• [Work order] Print out each record below, unaltered and complete, without its images.

• [Listed records]
------------------------------------------------------------

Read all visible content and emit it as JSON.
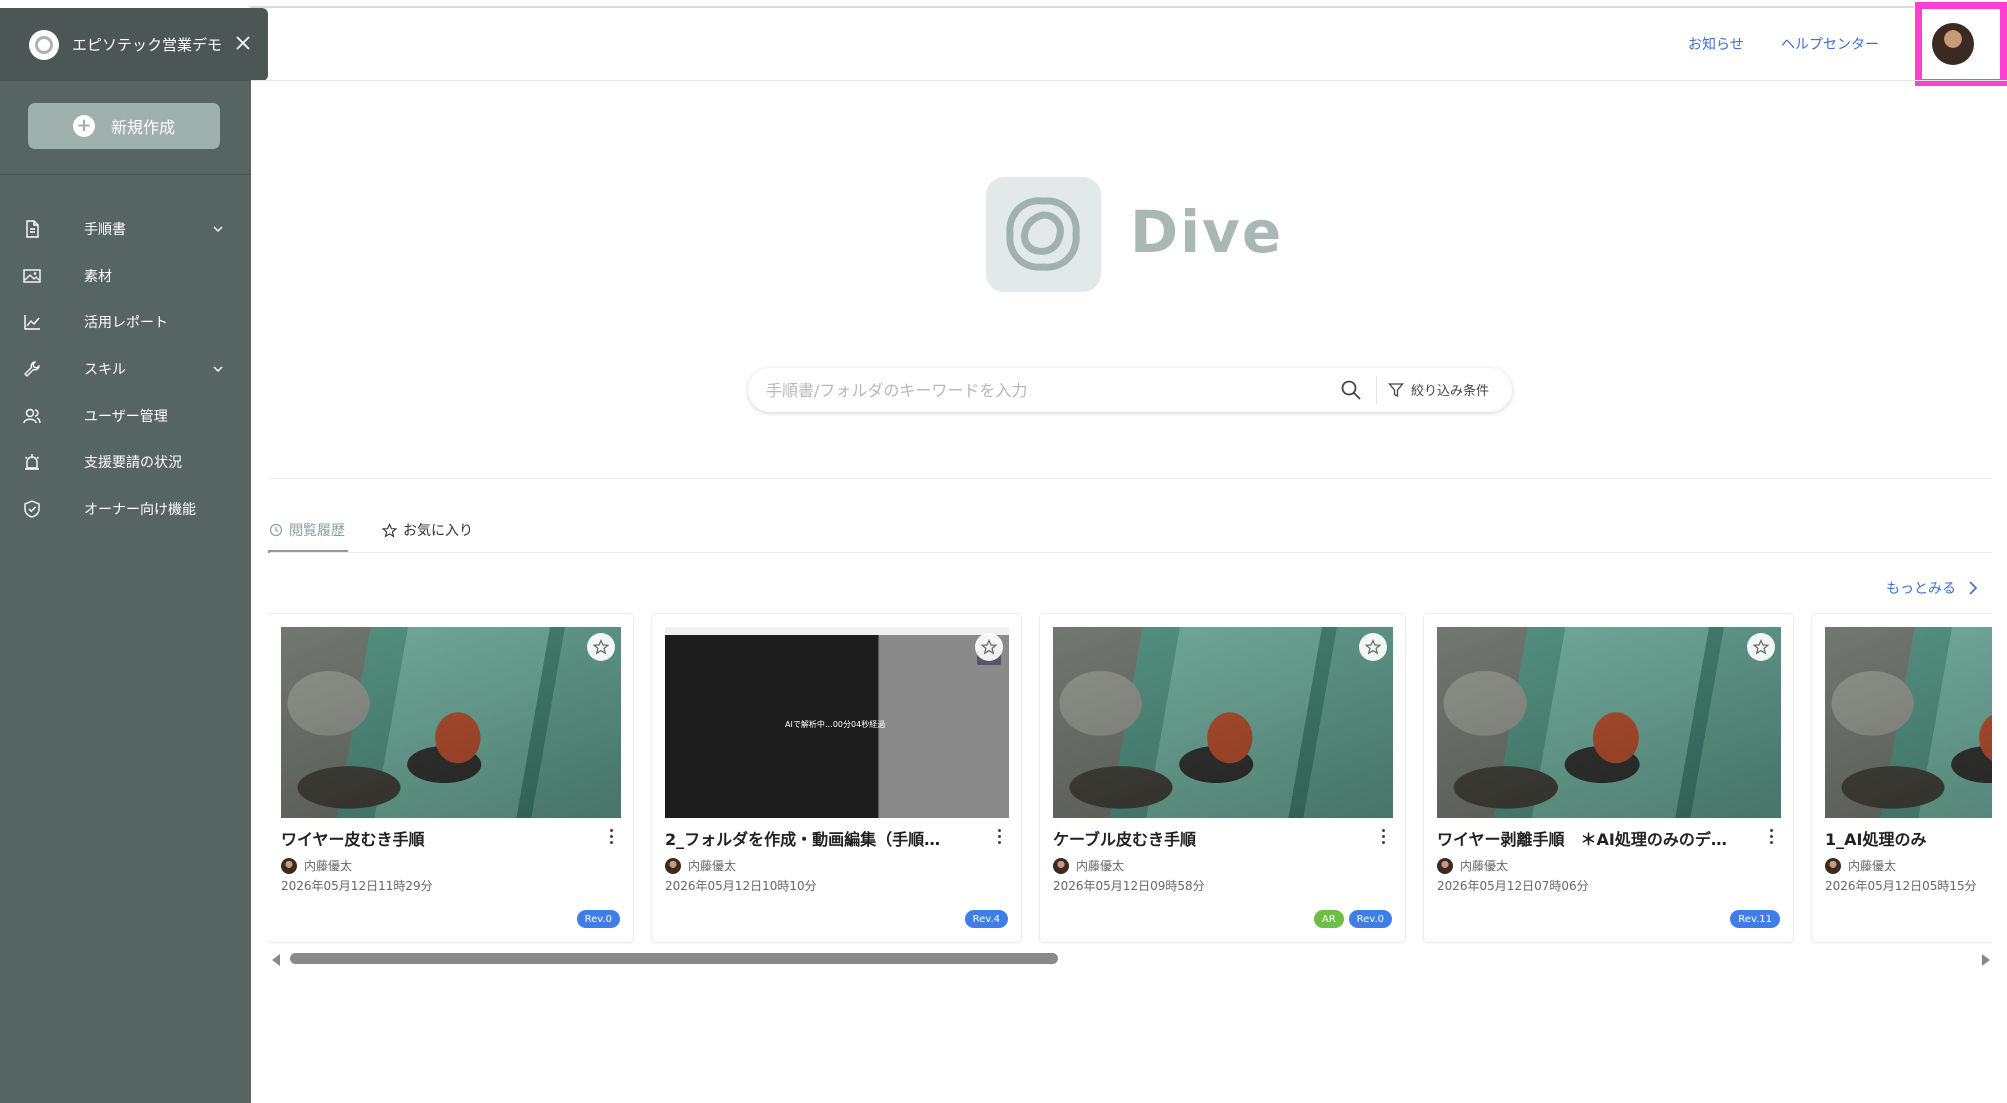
{
  "sidebar": {
    "org_name": "エピソテック営業デモ",
    "new_button_label": "新規作成",
    "items": [
      {
        "label": "手順書",
        "icon": "document-icon",
        "has_chevron": true
      },
      {
        "label": "素材",
        "icon": "image-icon",
        "has_chevron": false
      },
      {
        "label": "活用レポート",
        "icon": "chart-line-icon",
        "has_chevron": false
      },
      {
        "label": "スキル",
        "icon": "wrench-icon",
        "has_chevron": true
      },
      {
        "label": "ユーザー管理",
        "icon": "users-icon",
        "has_chevron": false
      },
      {
        "label": "支援要請の状況",
        "icon": "alarm-icon",
        "has_chevron": false
      },
      {
        "label": "オーナー向け機能",
        "icon": "shield-icon",
        "has_chevron": false
      }
    ]
  },
  "header": {
    "news_link": "お知らせ",
    "help_link": "ヘルプセンター"
  },
  "brand": {
    "name": "Dive"
  },
  "search": {
    "placeholder": "手順書/フォルダのキーワードを入力",
    "filter_label": "絞り込み条件"
  },
  "tabs": [
    {
      "label": "閲覧履歴",
      "active": true
    },
    {
      "label": "お気に入り",
      "active": false
    }
  ],
  "more_label": "もっとみる",
  "cards": [
    {
      "title": "ワイヤー皮むき手順",
      "author": "内藤優太",
      "date": "2026年05月12日11時29分",
      "badges": [
        "Rev.0"
      ],
      "thumb": "photo"
    },
    {
      "title": "2_フォルダを作成・動画編集（手順…",
      "author": "内藤優太",
      "date": "2026年05月12日10時10分",
      "badges": [
        "Rev.4"
      ],
      "thumb": "screen",
      "overlay": "AIで解析中…00分04秒経過"
    },
    {
      "title": "ケーブル皮むき手順",
      "author": "内藤優太",
      "date": "2026年05月12日09時58分",
      "badges": [
        "AR",
        "Rev.0"
      ],
      "thumb": "photo"
    },
    {
      "title": "ワイヤー剥離手順　＊AI処理のみのデ…",
      "author": "内藤優太",
      "date": "2026年05月12日07時06分",
      "badges": [
        "Rev.11"
      ],
      "thumb": "photo"
    },
    {
      "title": "1_AI処理のみ",
      "author": "内藤優太",
      "date": "2026年05月12日05時15分",
      "badges": [],
      "thumb": "photo"
    }
  ],
  "colors": {
    "sidebar_bg": "#576562",
    "accent_link": "#3d6fd0",
    "highlight_box": "#ff3fd2",
    "badge_rev": "#3f7ee8",
    "badge_ar": "#6cbe45"
  }
}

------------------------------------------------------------

• [Your solution]
Read all visible content and emit it as JSON.
{
  "sidebar": {
    "org_name": "エピソテック営業デモ",
    "new_button_label": "新規作成",
    "items": [
      {
        "label": "手順書",
        "icon": "document-icon",
        "has_chevron": true
      },
      {
        "label": "素材",
        "icon": "image-icon",
        "has_chevron": false
      },
      {
        "label": "活用レポート",
        "icon": "chart-line-icon",
        "has_chevron": false
      },
      {
        "label": "スキル",
        "icon": "wrench-icon",
        "has_chevron": true
      },
      {
        "label": "ユーザー管理",
        "icon": "users-icon",
        "has_chevron": false
      },
      {
        "label": "支援要請の状況",
        "icon": "alarm-icon",
        "has_chevron": false
      },
      {
        "label": "オーナー向け機能",
        "icon": "shield-icon",
        "has_chevron": false
      }
    ]
  },
  "header": {
    "news_link": "お知らせ",
    "help_link": "ヘルプセンター"
  },
  "brand": {
    "name": "Dive"
  },
  "search": {
    "placeholder": "手順書/フォルダのキーワードを入力",
    "filter_label": "絞り込み条件"
  },
  "tabs": [
    {
      "label": "閲覧履歴",
      "active": true
    },
    {
      "label": "お気に入り",
      "active": false
    }
  ],
  "more_label": "もっとみる",
  "cards": [
    {
      "title": "ワイヤー皮むき手順",
      "author": "内藤優太",
      "date": "2026年05月12日11時29分",
      "badges": [
        "Rev.0"
      ],
      "thumb": "photo"
    },
    {
      "title": "2_フォルダを作成・動画編集（手順…",
      "author": "内藤優太",
      "date": "2026年05月12日10時10分",
      "badges": [
        "Rev.4"
      ],
      "thumb": "screen",
      "overlay": "AIで解析中…00分04秒経過"
    },
    {
      "title": "ケーブル皮むき手順",
      "author": "内藤優太",
      "date": "2026年05月12日09時58分",
      "badges": [
        "AR",
        "Rev.0"
      ],
      "thumb": "photo"
    },
    {
      "title": "ワイヤー剥離手順　＊AI処理のみのデ…",
      "author": "内藤優太",
      "date": "2026年05月12日07時06分",
      "badges": [
        "Rev.11"
      ],
      "thumb": "photo"
    },
    {
      "title": "1_AI処理のみ",
      "author": "内藤優太",
      "date": "2026年05月12日05時15分",
      "badges": [],
      "thumb": "photo"
    }
  ],
  "colors": {
    "sidebar_bg": "#576562",
    "accent_link": "#3d6fd0",
    "highlight_box": "#ff3fd2",
    "badge_rev": "#3f7ee8",
    "badge_ar": "#6cbe45"
  }
}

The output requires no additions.